■ Aim of the task:
Set down the entries below exactly; drop the pictures.

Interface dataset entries

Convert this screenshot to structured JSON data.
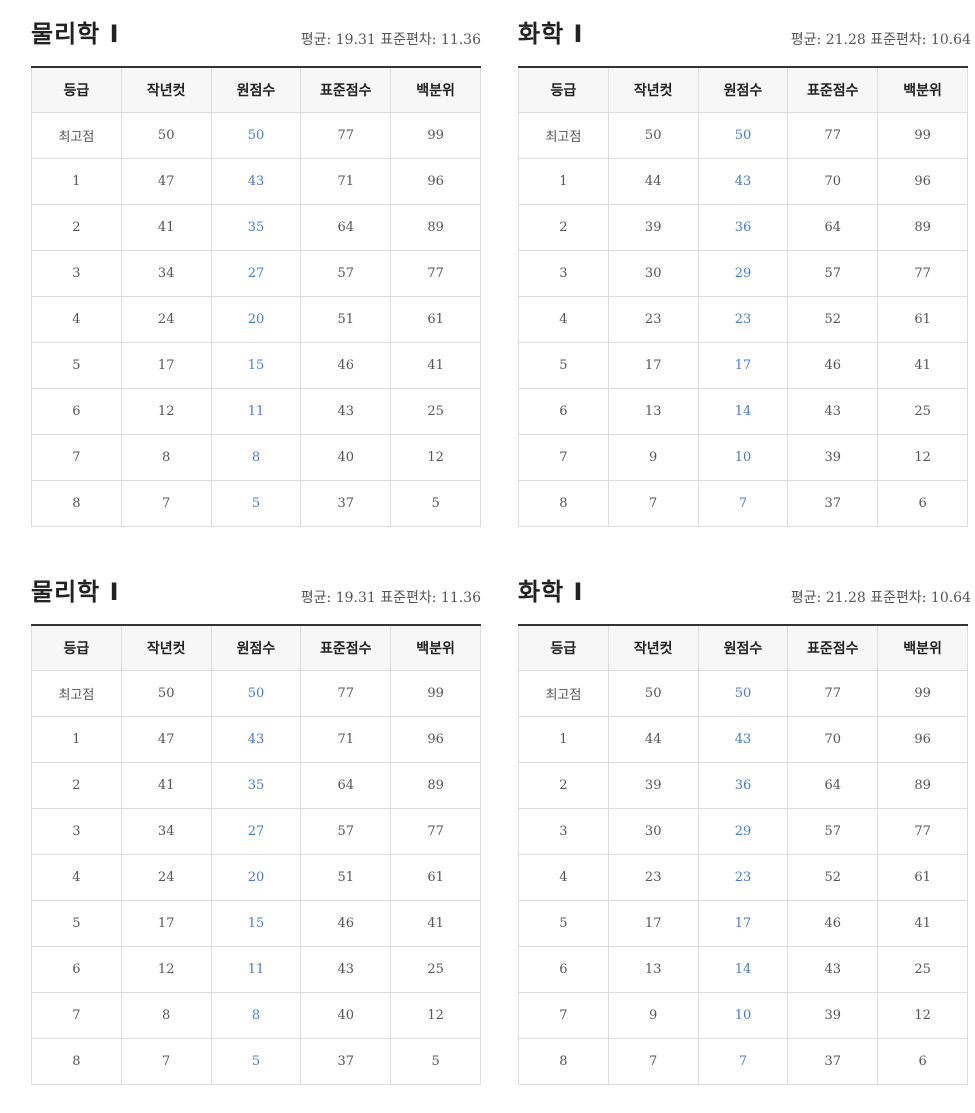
{
  "headers": [
    "등급",
    "작년컷",
    "원점수",
    "표준점수",
    "백분위"
  ],
  "panels": [
    {
      "title": "물리학 I",
      "stats": "평균: 19.31 표준편차: 11.36",
      "rows": [
        [
          "최고점",
          "50",
          "50",
          "77",
          "99"
        ],
        [
          "1",
          "47",
          "43",
          "71",
          "96"
        ],
        [
          "2",
          "41",
          "35",
          "64",
          "89"
        ],
        [
          "3",
          "34",
          "27",
          "57",
          "77"
        ],
        [
          "4",
          "24",
          "20",
          "51",
          "61"
        ],
        [
          "5",
          "17",
          "15",
          "46",
          "41"
        ],
        [
          "6",
          "12",
          "11",
          "43",
          "25"
        ],
        [
          "7",
          "8",
          "8",
          "40",
          "12"
        ],
        [
          "8",
          "7",
          "5",
          "37",
          "5"
        ]
      ]
    },
    {
      "title": "화학 I",
      "stats": "평균: 21.28 표준편차: 10.64",
      "rows": [
        [
          "최고점",
          "50",
          "50",
          "77",
          "99"
        ],
        [
          "1",
          "44",
          "43",
          "70",
          "96"
        ],
        [
          "2",
          "39",
          "36",
          "64",
          "89"
        ],
        [
          "3",
          "30",
          "29",
          "57",
          "77"
        ],
        [
          "4",
          "23",
          "23",
          "52",
          "61"
        ],
        [
          "5",
          "17",
          "17",
          "46",
          "41"
        ],
        [
          "6",
          "13",
          "14",
          "43",
          "25"
        ],
        [
          "7",
          "9",
          "10",
          "39",
          "12"
        ],
        [
          "8",
          "7",
          "7",
          "37",
          "6"
        ]
      ]
    },
    {
      "title": "물리학 I",
      "stats": "평균: 19.31 표준편차: 11.36",
      "rows": [
        [
          "최고점",
          "50",
          "50",
          "77",
          "99"
        ],
        [
          "1",
          "47",
          "43",
          "71",
          "96"
        ],
        [
          "2",
          "41",
          "35",
          "64",
          "89"
        ],
        [
          "3",
          "34",
          "27",
          "57",
          "77"
        ],
        [
          "4",
          "24",
          "20",
          "51",
          "61"
        ],
        [
          "5",
          "17",
          "15",
          "46",
          "41"
        ],
        [
          "6",
          "12",
          "11",
          "43",
          "25"
        ],
        [
          "7",
          "8",
          "8",
          "40",
          "12"
        ],
        [
          "8",
          "7",
          "5",
          "37",
          "5"
        ]
      ]
    },
    {
      "title": "화학 I",
      "stats": "평균: 21.28 표준편차: 10.64",
      "rows": [
        [
          "최고점",
          "50",
          "50",
          "77",
          "99"
        ],
        [
          "1",
          "44",
          "43",
          "70",
          "96"
        ],
        [
          "2",
          "39",
          "36",
          "64",
          "89"
        ],
        [
          "3",
          "30",
          "29",
          "57",
          "77"
        ],
        [
          "4",
          "23",
          "23",
          "52",
          "61"
        ],
        [
          "5",
          "17",
          "17",
          "46",
          "41"
        ],
        [
          "6",
          "13",
          "14",
          "43",
          "25"
        ],
        [
          "7",
          "9",
          "10",
          "39",
          "12"
        ],
        [
          "8",
          "7",
          "7",
          "37",
          "6"
        ]
      ]
    }
  ]
}
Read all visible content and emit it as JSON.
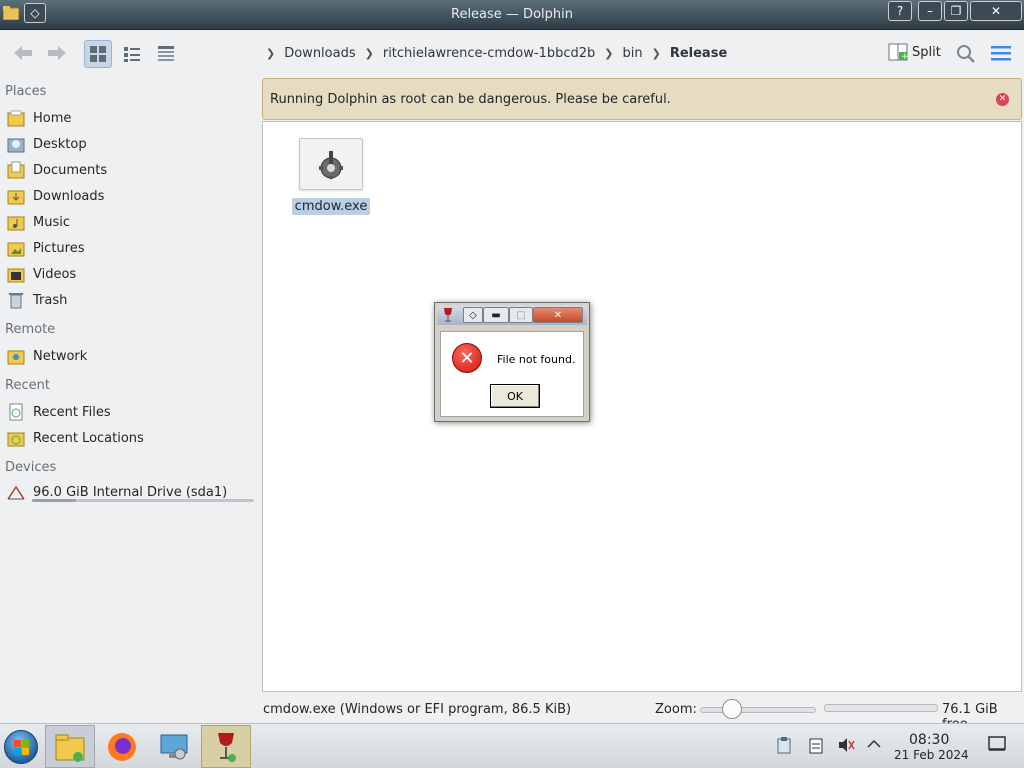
{
  "window": {
    "title": "Release — Dolphin",
    "help_label": "?",
    "min_label": "–",
    "max_label": "❐",
    "close_label": "✕"
  },
  "toolbar": {
    "split_label": "Split"
  },
  "breadcrumb": [
    "Downloads",
    "ritchielawrence-cmdow-1bbcd2b",
    "bin",
    "Release"
  ],
  "sidebar": {
    "places_title": "Places",
    "places": [
      "Home",
      "Desktop",
      "Documents",
      "Downloads",
      "Music",
      "Pictures",
      "Videos",
      "Trash"
    ],
    "remote_title": "Remote",
    "remote": [
      "Network"
    ],
    "recent_title": "Recent",
    "recent": [
      "Recent Files",
      "Recent Locations"
    ],
    "devices_title": "Devices",
    "devices": [
      "96.0 GiB Internal Drive (sda1)"
    ],
    "drive_usage": 0.2
  },
  "notification": {
    "message": "Running Dolphin as root can be dangerous. Please be careful."
  },
  "files": [
    {
      "name": "cmdow.exe"
    }
  ],
  "dialog": {
    "message": "File not found.",
    "ok_label": "OK",
    "close_label": "✕"
  },
  "statusbar": {
    "selection": "cmdow.exe (Windows or EFI program, 86.5 KiB)",
    "zoom_label": "Zoom:",
    "free_space": "76.1 GiB free"
  },
  "taskbar": {
    "time": "08:30",
    "date": "21 Feb 2024"
  },
  "colors": {
    "accent": "#3daee9",
    "notify_bg": "#e5dcc1",
    "selection": "#b9cfe4",
    "error": "#da4453"
  }
}
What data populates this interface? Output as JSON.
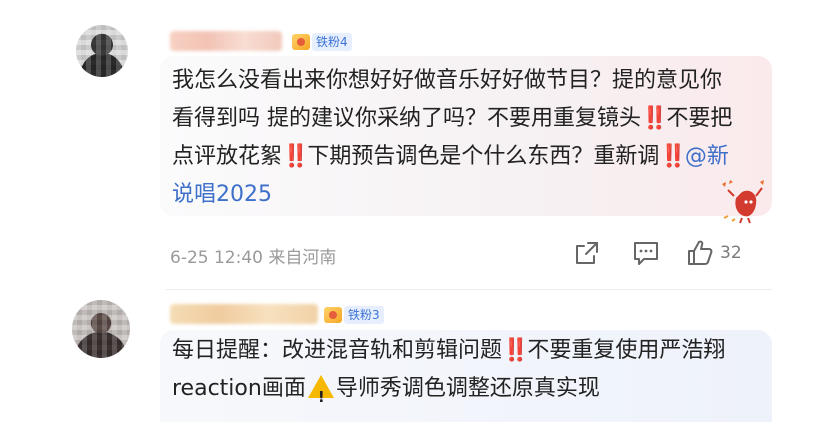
{
  "comments": [
    {
      "badge": "铁粉4",
      "text_parts": [
        "我怎么没看出来你想好好做音乐好好做节目？提的意见你看得到吗 提的建议你采纳了吗？不要用重复镜头",
        "‼️",
        "不要把点评放花絮",
        "‼️",
        "下期预告调色是个什么东西？重新调",
        "‼️",
        "@新说唱2025"
      ],
      "date": "6-25 12:40",
      "location": "来自河南",
      "like_count": "32"
    },
    {
      "badge": "铁粉3",
      "text_parts": [
        "每日提醒：改进混音轨和剪辑问题",
        "‼️",
        "不要重复使用严浩翔reaction画面",
        "导师秀调色调整还原真实现"
      ]
    }
  ],
  "icons": {
    "share": "share-icon",
    "comment": "comment-icon",
    "like": "thumbs-up-icon",
    "warning": "warning-icon"
  },
  "colors": {
    "mention": "#3e6fc9",
    "exclaim": "#e0223a",
    "badge": "#3d74d6"
  }
}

■ Reply:
Convert this screenshot to structured JSON data.
{
  "headers": [
    "등급",
    "작년컷",
    "원점수",
    "표준점수",
    "백분위"
  ],
  "panels": [
    {
      "title": "물리학 I",
      "stats": "평균: 19.31 표준편차: 11.36",
      "rows": [
        [
          "최고점",
          "50",
          "50",
          "77",
          "99"
        ],
        [
          "1",
          "47",
          "43",
          "71",
          "96"
        ],
        [
          "2",
          "41",
          "35",
          "64",
          "89"
        ],
        [
          "3",
          "34",
          "27",
          "57",
          "77"
        ],
        [
          "4",
          "24",
          "20",
          "51",
          "61"
        ],
        [
          "5",
          "17",
          "15",
          "46",
          "41"
        ],
        [
          "6",
          "12",
          "11",
          "43",
          "25"
        ],
        [
          "7",
          "8",
          "8",
          "40",
          "12"
        ],
        [
          "8",
          "7",
          "5",
          "37",
          "5"
        ]
      ]
    },
    {
      "title": "화학 I",
      "stats": "평균: 21.28 표준편차: 10.64",
      "rows": [
        [
          "최고점",
          "50",
          "50",
          "77",
          "99"
        ],
        [
          "1",
          "44",
          "43",
          "70",
          "96"
        ],
        [
          "2",
          "39",
          "36",
          "64",
          "89"
        ],
        [
          "3",
          "30",
          "29",
          "57",
          "77"
        ],
        [
          "4",
          "23",
          "23",
          "52",
          "61"
        ],
        [
          "5",
          "17",
          "17",
          "46",
          "41"
        ],
        [
          "6",
          "13",
          "14",
          "43",
          "25"
        ],
        [
          "7",
          "9",
          "10",
          "39",
          "12"
        ],
        [
          "8",
          "7",
          "7",
          "37",
          "6"
        ]
      ]
    },
    {
      "title": "물리학 I",
      "stats": "평균: 19.31 표준편차: 11.36",
      "rows": [
        [
          "최고점",
          "50",
          "50",
          "77",
          "99"
        ],
        [
          "1",
          "47",
          "43",
          "71",
          "96"
        ],
        [
          "2",
          "41",
          "35",
          "64",
          "89"
        ],
        [
          "3",
          "34",
          "27",
          "57",
          "77"
        ],
        [
          "4",
          "24",
          "20",
          "51",
          "61"
        ],
        [
          "5",
          "17",
          "15",
          "46",
          "41"
        ],
        [
          "6",
          "12",
          "11",
          "43",
          "25"
        ],
        [
          "7",
          "8",
          "8",
          "40",
          "12"
        ],
        [
          "8",
          "7",
          "5",
          "37",
          "5"
        ]
      ]
    },
    {
      "title": "화학 I",
      "stats": "평균: 21.28 표준편차: 10.64",
      "rows": [
        [
          "최고점",
          "50",
          "50",
          "77",
          "99"
        ],
        [
          "1",
          "44",
          "43",
          "70",
          "96"
        ],
        [
          "2",
          "39",
          "36",
          "64",
          "89"
        ],
        [
          "3",
          "30",
          "29",
          "57",
          "77"
        ],
        [
          "4",
          "23",
          "23",
          "52",
          "61"
        ],
        [
          "5",
          "17",
          "17",
          "46",
          "41"
        ],
        [
          "6",
          "13",
          "14",
          "43",
          "25"
        ],
        [
          "7",
          "9",
          "10",
          "39",
          "12"
        ],
        [
          "8",
          "7",
          "7",
          "37",
          "6"
        ]
      ]
    }
  ]
}
Read all visible content and emit it as JSON.
{
  "window": {
    "title": "Release — Dolphin",
    "help_label": "?",
    "min_label": "–",
    "max_label": "❐",
    "close_label": "✕"
  },
  "toolbar": {
    "split_label": "Split"
  },
  "breadcrumb": [
    "Downloads",
    "ritchielawrence-cmdow-1bbcd2b",
    "bin",
    "Release"
  ],
  "sidebar": {
    "places_title": "Places",
    "places": [
      "Home",
      "Desktop",
      "Documents",
      "Downloads",
      "Music",
      "Pictures",
      "Videos",
      "Trash"
    ],
    "remote_title": "Remote",
    "remote": [
      "Network"
    ],
    "recent_title": "Recent",
    "recent": [
      "Recent Files",
      "Recent Locations"
    ],
    "devices_title": "Devices",
    "devices": [
      "96.0 GiB Internal Drive (sda1)"
    ],
    "drive_usage": 0.2
  },
  "notification": {
    "message": "Running Dolphin as root can be dangerous. Please be careful."
  },
  "files": [
    {
      "name": "cmdow.exe"
    }
  ],
  "dialog": {
    "message": "File not found.",
    "ok_label": "OK",
    "close_label": "✕"
  },
  "statusbar": {
    "selection": "cmdow.exe (Windows or EFI program, 86.5 KiB)",
    "zoom_label": "Zoom:",
    "free_space": "76.1 GiB free"
  },
  "taskbar": {
    "time": "08:30",
    "date": "21 Feb 2024"
  },
  "colors": {
    "accent": "#3daee9",
    "notify_bg": "#e5dcc1",
    "selection": "#b9cfe4",
    "error": "#da4453"
  }
}
What data populates this interface? Output as JSON.
{
  "comments": [
    {
      "badge": "铁粉4",
      "text_parts": [
        "我怎么没看出来你想好好做音乐好好做节目？提的意见你看得到吗 提的建议你采纳了吗？不要用重复镜头",
        "‼️",
        "不要把点评放花絮",
        "‼️",
        "下期预告调色是个什么东西？重新调",
        "‼️",
        "@新说唱2025"
      ],
      "date": "6-25 12:40",
      "location": "来自河南",
      "like_count": "32"
    },
    {
      "badge": "铁粉3",
      "text_parts": [
        "每日提醒：改进混音轨和剪辑问题",
        "‼️",
        "不要重复使用严浩翔reaction画面",
        "导师秀调色调整还原真实现"
      ]
    }
  ],
  "icons": {
    "share": "share-icon",
    "comment": "comment-icon",
    "like": "thumbs-up-icon",
    "warning": "warning-icon"
  },
  "colors": {
    "mention": "#3e6fc9",
    "exclaim": "#e0223a",
    "badge": "#3d74d6"
  }
}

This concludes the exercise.